Close, intentional attention to the author/creator’s work on the page can lead to thinking about the detailed work that can be done in a student’s composing. In the time of AI, these types of personal attention and details enrich student responses and highlight the author’s humanity on the page—ultimately writing about humans communicating with one another and helping young readers to know that they aren’t alone in their thoughts and experiences. The act of reading carefully and slowly is an opportunity for a deep dive rather than a surface skim, with focus on word choices and images that authors choose to use (noting motifs).
Taking our time means we’re learning about craft and even grammatical construction for a variety of literary effects—a reading-rich approach that outweighs workbook pages about parts of speech any day in terms of both engagement and relevance.
Embracing the Reread
What does a student gain from rereading a book? I’m overjoyed when a student wants to read a book the first time through, much less more than once. While I encourage students to read widely, I also appreciate reading deeply. When a student in my third year of middle school teaching asked to read A Christmas Carol again, I could’ve said no and insisted that they expand to another Dickens tale or a similar holiday fable.
Instead, I recognized that the return journey might produce something new, including stronger comprehension. Rereading also leads to greater fluency, which is an area of literacy development I am deeply invested in for older readers. Moreover, recognizing aspects of how a text works demonstrates critical thinking that can be further supported with questions about how a text can be changed or reworked for greater effect.

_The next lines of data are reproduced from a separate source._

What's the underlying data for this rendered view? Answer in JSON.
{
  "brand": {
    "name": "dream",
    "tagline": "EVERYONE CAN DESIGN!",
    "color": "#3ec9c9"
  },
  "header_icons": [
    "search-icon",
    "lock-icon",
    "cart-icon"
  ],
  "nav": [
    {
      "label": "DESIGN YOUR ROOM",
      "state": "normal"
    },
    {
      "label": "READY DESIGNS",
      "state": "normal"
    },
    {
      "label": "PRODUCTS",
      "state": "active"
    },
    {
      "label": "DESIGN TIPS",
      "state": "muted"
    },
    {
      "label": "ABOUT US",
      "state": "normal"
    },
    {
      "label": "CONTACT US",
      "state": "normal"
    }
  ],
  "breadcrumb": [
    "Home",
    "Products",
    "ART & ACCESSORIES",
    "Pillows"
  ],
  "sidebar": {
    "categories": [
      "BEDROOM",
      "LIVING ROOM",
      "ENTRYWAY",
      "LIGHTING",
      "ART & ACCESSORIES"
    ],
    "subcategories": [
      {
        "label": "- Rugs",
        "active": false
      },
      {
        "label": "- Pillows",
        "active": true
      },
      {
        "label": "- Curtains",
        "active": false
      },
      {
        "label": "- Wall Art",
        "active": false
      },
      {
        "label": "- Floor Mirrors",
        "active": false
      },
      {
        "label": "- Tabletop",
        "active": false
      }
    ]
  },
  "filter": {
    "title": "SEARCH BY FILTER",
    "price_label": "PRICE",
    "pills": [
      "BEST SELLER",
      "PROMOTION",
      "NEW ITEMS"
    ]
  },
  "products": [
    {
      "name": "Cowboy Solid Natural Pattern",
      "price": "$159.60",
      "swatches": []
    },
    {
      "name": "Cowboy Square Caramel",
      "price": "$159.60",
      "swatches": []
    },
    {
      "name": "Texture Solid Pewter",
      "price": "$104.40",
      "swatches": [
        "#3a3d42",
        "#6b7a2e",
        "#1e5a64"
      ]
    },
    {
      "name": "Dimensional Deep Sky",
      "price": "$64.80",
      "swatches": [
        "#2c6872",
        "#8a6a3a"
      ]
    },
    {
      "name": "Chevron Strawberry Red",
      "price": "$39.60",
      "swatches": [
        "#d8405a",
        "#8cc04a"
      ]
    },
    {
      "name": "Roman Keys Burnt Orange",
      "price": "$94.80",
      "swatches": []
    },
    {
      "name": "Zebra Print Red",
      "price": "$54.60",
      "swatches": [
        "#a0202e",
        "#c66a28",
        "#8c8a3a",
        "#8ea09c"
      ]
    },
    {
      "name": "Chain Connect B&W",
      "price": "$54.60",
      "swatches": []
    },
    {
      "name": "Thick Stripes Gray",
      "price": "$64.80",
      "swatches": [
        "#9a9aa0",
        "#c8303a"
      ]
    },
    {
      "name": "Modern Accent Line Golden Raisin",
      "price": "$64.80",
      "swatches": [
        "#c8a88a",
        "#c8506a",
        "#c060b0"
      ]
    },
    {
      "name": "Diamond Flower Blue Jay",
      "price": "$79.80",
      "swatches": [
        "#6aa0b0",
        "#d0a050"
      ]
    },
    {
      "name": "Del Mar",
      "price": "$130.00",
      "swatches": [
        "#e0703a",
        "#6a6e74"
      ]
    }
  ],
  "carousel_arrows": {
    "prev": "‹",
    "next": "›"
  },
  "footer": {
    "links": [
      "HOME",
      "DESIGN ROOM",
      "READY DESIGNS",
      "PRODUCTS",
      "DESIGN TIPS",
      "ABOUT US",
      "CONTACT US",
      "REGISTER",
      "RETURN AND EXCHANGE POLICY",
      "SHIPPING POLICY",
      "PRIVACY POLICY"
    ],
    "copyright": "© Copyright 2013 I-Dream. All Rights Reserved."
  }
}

When prompted by the student, the act of rereading facilitates the close and layered engagement with texts that I’m after. Rereading is also a necessary interaction for all texts, but particularly for taking in all of the elements of a multimodal/visual text that a comic, graphic novel, or picture book has to offer.

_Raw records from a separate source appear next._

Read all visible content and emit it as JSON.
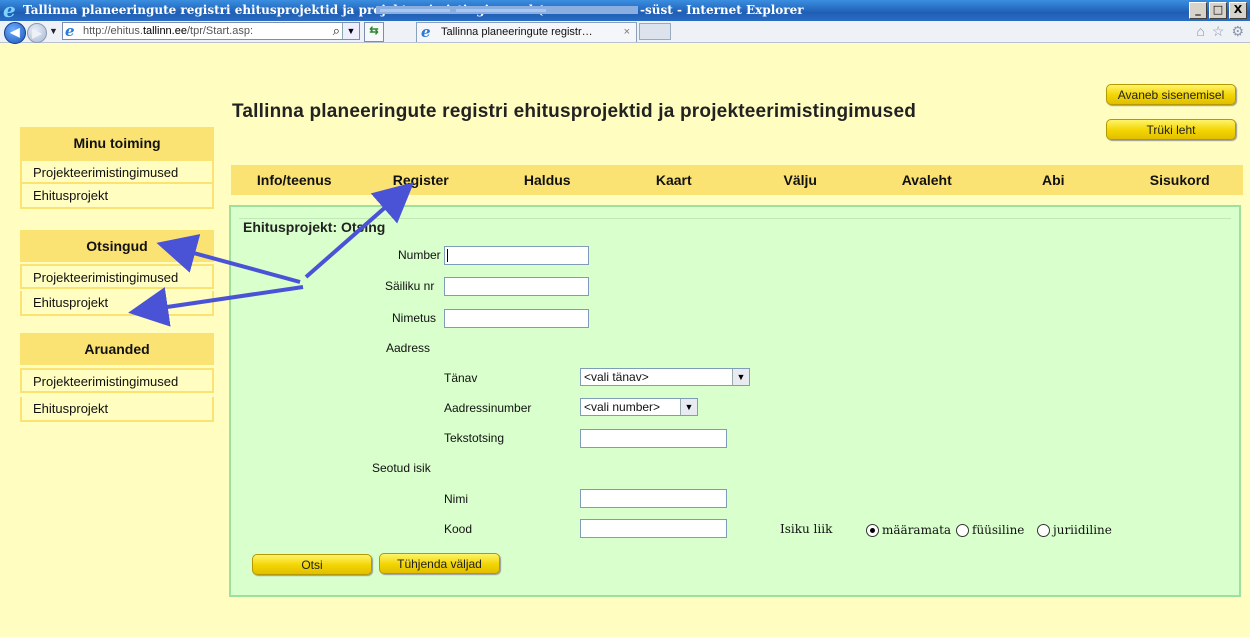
{
  "window": {
    "title_left": "Tallinna planeeringute registri ehitusprojektid ja projekteerimistingimused (",
    "title_right": "-süst - Internet Explorer",
    "buttons": {
      "minimize": "_",
      "maximize": "□",
      "close": "X"
    }
  },
  "browser": {
    "url_host_prefix": "http://ehitus.",
    "url_host_bold": "tallinn.ee",
    "url_path": "/tpr/Start.asp:",
    "tab_title": "Tallinna planeeringute registr…",
    "tab_close": "×",
    "search_glyph": "⌕",
    "icons": [
      "home-icon",
      "star-icon",
      "gear-icon"
    ]
  },
  "page": {
    "title": "Tallinna planeeringute registri ehitusprojektid ja projekteerimistingimused",
    "btn_avaneb": "Avaneb sisenemisel",
    "btn_truki": "Trüki leht"
  },
  "sidebar": {
    "sections": [
      {
        "header": "Minu toiming",
        "items": [
          "Projekteerimistingimused",
          "Ehitusprojekt"
        ]
      },
      {
        "header": "Otsingud",
        "items": [
          "Projekteerimistingimused",
          "Ehitusprojekt"
        ]
      },
      {
        "header": "Aruanded",
        "items": [
          "Projekteerimistingimused",
          "Ehitusprojekt"
        ]
      }
    ]
  },
  "nav": [
    "Info/teenus",
    "Register",
    "Haldus",
    "Kaart",
    "Välju",
    "Avaleht",
    "Abi",
    "Sisukord"
  ],
  "form": {
    "title": "Ehitusprojekt: Otsing",
    "number_label": "Number",
    "sailiku_label": "Säiliku nr",
    "nimetus_label": "Nimetus",
    "aadress_label": "Aadress",
    "tanav_label": "Tänav",
    "tanav_value": "<vali tänav>",
    "aadressinumber_label": "Aadressinumber",
    "aadressinumber_value": "<vali number>",
    "tekstotsing_label": "Tekstotsing",
    "seotud_label": "Seotud isik",
    "nimi_label": "Nimi",
    "kood_label": "Kood",
    "isiku_liik_label": "Isiku liik",
    "radio_options": [
      "määramata",
      "füüsiline",
      "juriidiline"
    ],
    "radio_selected": "määramata",
    "btn_otsi": "Otsi",
    "btn_tuhjenda": "Tühjenda väljad"
  },
  "colors": {
    "page_bg": "#fffdbf",
    "accent_yellow": "#fbe373",
    "panel_bg": "#d8ffcc",
    "arrow": "#4a52d6"
  }
}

Less Can Be More, But So Can More
This isn’t a baby and bathwater approach. My goal is not to abandon a list of reads for a semester or yearlong class, but to suggest that it’s sometimes OK to reread, dig in, and take our time (with intention). I’m thinking of students who are building comprehension and might need the practice of rereading a single page or section once or twice to monitor their understanding, as well as students who are building fluency and might reread an entire book more than once. Normalizing rereading to build understanding, especially when encountering a very complex content area text or unfamiliar genre, is welcoming work for readers who may not be confident in their skills.
While I teach in 90-minute blocks, reading times can be adjusted for 20-minute reading periods daily or a few times per week. This focus on reading time can be a flexible approach that includes class-wide reads, independent reading choices, or small group reading.
In fact, Cunningham and Stanovich’s seminal research shows that reading volume does matter. Instead of kicking one approach to the side, I suggest capturing readers by closely engaging with materials, while also noting that there are times in reading instruction to read widely, and times to pause and linger.
Both ways of reading are welcome, and I want to foster classrooms where multiple ways of engaging with many texts are practiced. Finally, I highly recommend Jacqueline Woodson’s TED Talk on reading slowly to inspire thinking about how taking time on a page matters. The idea of slow reading is certainly not new to me, and Tom Newkirk has made this case well in academic research. Finding aspects of writing that we love to notice closely and appreciate repeatedly is part of the joy of reading—why not practice that, whenever possible, in the classroom?